Data records for software interfaces
□ □ □ □ □ □ □

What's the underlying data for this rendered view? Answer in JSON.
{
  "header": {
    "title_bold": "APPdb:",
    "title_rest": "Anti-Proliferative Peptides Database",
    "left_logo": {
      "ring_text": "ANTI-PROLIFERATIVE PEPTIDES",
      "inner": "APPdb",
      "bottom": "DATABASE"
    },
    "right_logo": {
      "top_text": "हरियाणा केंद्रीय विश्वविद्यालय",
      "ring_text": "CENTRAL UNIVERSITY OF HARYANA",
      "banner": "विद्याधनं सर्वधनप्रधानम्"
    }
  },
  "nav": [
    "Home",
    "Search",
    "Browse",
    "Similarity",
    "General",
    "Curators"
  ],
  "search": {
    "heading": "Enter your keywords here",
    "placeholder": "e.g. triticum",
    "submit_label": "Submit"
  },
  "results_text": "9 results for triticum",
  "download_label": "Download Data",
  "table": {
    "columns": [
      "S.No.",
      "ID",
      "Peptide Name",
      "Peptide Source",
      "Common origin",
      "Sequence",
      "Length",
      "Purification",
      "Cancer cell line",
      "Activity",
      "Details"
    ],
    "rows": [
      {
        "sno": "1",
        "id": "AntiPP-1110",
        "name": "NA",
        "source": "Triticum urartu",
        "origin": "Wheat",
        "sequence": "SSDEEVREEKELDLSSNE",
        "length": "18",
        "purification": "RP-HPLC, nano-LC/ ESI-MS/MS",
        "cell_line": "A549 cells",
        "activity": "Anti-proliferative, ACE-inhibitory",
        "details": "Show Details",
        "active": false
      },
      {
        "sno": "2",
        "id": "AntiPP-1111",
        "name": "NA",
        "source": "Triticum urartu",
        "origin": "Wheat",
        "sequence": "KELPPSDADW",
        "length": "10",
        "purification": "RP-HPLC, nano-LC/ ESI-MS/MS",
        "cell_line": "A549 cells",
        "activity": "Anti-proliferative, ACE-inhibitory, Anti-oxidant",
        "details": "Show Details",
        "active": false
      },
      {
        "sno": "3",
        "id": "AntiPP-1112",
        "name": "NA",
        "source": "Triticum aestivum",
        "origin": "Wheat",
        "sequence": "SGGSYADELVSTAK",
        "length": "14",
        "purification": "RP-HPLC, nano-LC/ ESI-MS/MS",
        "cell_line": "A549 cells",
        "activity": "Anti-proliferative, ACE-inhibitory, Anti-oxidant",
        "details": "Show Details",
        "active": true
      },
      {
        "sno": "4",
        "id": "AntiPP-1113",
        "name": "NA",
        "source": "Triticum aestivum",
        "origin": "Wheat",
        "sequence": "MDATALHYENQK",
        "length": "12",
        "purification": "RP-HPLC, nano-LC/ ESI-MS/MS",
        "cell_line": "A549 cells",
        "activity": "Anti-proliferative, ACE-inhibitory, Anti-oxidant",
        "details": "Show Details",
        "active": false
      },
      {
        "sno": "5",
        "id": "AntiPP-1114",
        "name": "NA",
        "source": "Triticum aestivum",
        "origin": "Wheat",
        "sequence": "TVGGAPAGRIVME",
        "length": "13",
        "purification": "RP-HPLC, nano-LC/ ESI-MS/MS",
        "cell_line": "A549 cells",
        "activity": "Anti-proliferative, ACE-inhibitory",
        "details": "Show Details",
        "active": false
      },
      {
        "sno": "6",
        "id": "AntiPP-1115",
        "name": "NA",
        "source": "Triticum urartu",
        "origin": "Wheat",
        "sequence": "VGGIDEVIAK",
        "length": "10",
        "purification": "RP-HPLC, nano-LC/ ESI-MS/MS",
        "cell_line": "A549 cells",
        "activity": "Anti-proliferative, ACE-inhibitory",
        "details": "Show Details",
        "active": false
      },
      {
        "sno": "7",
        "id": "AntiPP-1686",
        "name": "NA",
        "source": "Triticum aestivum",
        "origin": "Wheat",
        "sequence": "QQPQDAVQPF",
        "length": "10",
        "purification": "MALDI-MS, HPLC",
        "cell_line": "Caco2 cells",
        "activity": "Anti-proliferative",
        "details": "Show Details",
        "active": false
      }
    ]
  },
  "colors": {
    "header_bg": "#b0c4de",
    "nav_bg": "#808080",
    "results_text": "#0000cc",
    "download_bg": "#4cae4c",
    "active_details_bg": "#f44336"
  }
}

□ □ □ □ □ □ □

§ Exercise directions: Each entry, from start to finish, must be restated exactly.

§ Answer area:
What's the underlying data for this rendered view? Answer in JSON.
{
  "header": {
    "title_bold": "APPdb:",
    "title_rest": "Anti-Proliferative Peptides Database",
    "left_logo": {
      "ring_text": "ANTI-PROLIFERATIVE PEPTIDES",
      "inner": "APPdb",
      "bottom": "DATABASE"
    },
    "right_logo": {
      "top_text": "हरियाणा केंद्रीय विश्वविद्यालय",
      "ring_text": "CENTRAL UNIVERSITY OF HARYANA",
      "banner": "विद्याधनं सर्वधनप्रधानम्"
    }
  },
  "nav": [
    "Home",
    "Search",
    "Browse",
    "Similarity",
    "General",
    "Curators"
  ],
  "search": {
    "heading": "Enter your keywords here",
    "placeholder": "e.g. triticum",
    "submit_label": "Submit"
  },
  "results_text": "9 results for triticum",
  "download_label": "Download Data",
  "table": {
    "columns": [
      "S.No.",
      "ID",
      "Peptide Name",
      "Peptide Source",
      "Common origin",
      "Sequence",
      "Length",
      "Purification",
      "Cancer cell line",
      "Activity",
      "Details"
    ],
    "rows": [
      {
        "sno": "1",
        "id": "AntiPP-1110",
        "name": "NA",
        "source": "Triticum urartu",
        "origin": "Wheat",
        "sequence": "SSDEEVREEKELDLSSNE",
        "length": "18",
        "purification": "RP-HPLC, nano-LC/ ESI-MS/MS",
        "cell_line": "A549 cells",
        "activity": "Anti-proliferative, ACE-inhibitory",
        "details": "Show Details",
        "active": false
      },
      {
        "sno": "2",
        "id": "AntiPP-1111",
        "name": "NA",
        "source": "Triticum urartu",
        "origin": "Wheat",
        "sequence": "KELPPSDADW",
        "length": "10",
        "purification": "RP-HPLC, nano-LC/ ESI-MS/MS",
        "cell_line": "A549 cells",
        "activity": "Anti-proliferative, ACE-inhibitory, Anti-oxidant",
        "details": "Show Details",
        "active": false
      },
      {
        "sno": "3",
        "id": "AntiPP-1112",
        "name": "NA",
        "source": "Triticum aestivum",
        "origin": "Wheat",
        "sequence": "SGGSYADELVSTAK",
        "length": "14",
        "purification": "RP-HPLC, nano-LC/ ESI-MS/MS",
        "cell_line": "A549 cells",
        "activity": "Anti-proliferative, ACE-inhibitory, Anti-oxidant",
        "details": "Show Details",
        "active": true
      },
      {
        "sno": "4",
        "id": "AntiPP-1113",
        "name": "NA",
        "source": "Triticum aestivum",
        "origin": "Wheat",
        "sequence": "MDATALHYENQK",
        "length": "12",
        "purification": "RP-HPLC, nano-LC/ ESI-MS/MS",
        "cell_line": "A549 cells",
        "activity": "Anti-proliferative, ACE-inhibitory, Anti-oxidant",
        "details": "Show Details",
        "active": false
      },
      {
        "sno": "5",
        "id": "AntiPP-1114",
        "name": "NA",
        "source": "Triticum aestivum",
        "origin": "Wheat",
        "sequence": "TVGGAPAGRIVME",
        "length": "13",
        "purification": "RP-HPLC, nano-LC/ ESI-MS/MS",
        "cell_line": "A549 cells",
        "activity": "Anti-proliferative, ACE-inhibitory",
        "details": "Show Details",
        "active": false
      },
      {
        "sno": "6",
        "id": "AntiPP-1115",
        "name": "NA",
        "source": "Triticum urartu",
        "origin": "Wheat",
        "sequence": "VGGIDEVIAK",
        "length": "10",
        "purification": "RP-HPLC, nano-LC/ ESI-MS/MS",
        "cell_line": "A549 cells",
        "activity": "Anti-proliferative, ACE-inhibitory",
        "details": "Show Details",
        "active": false
      },
      {
        "sno": "7",
        "id": "AntiPP-1686",
        "name": "NA",
        "source": "Triticum aestivum",
        "origin": "Wheat",
        "sequence": "QQPQDAVQPF",
        "length": "10",
        "purification": "MALDI-MS, HPLC",
        "cell_line": "Caco2 cells",
        "activity": "Anti-proliferative",
        "details": "Show Details",
        "active": false
      }
    ]
  },
  "colors": {
    "header_bg": "#b0c4de",
    "nav_bg": "#808080",
    "results_text": "#0000cc",
    "download_bg": "#4cae4c",
    "active_details_bg": "#f44336"
  }
}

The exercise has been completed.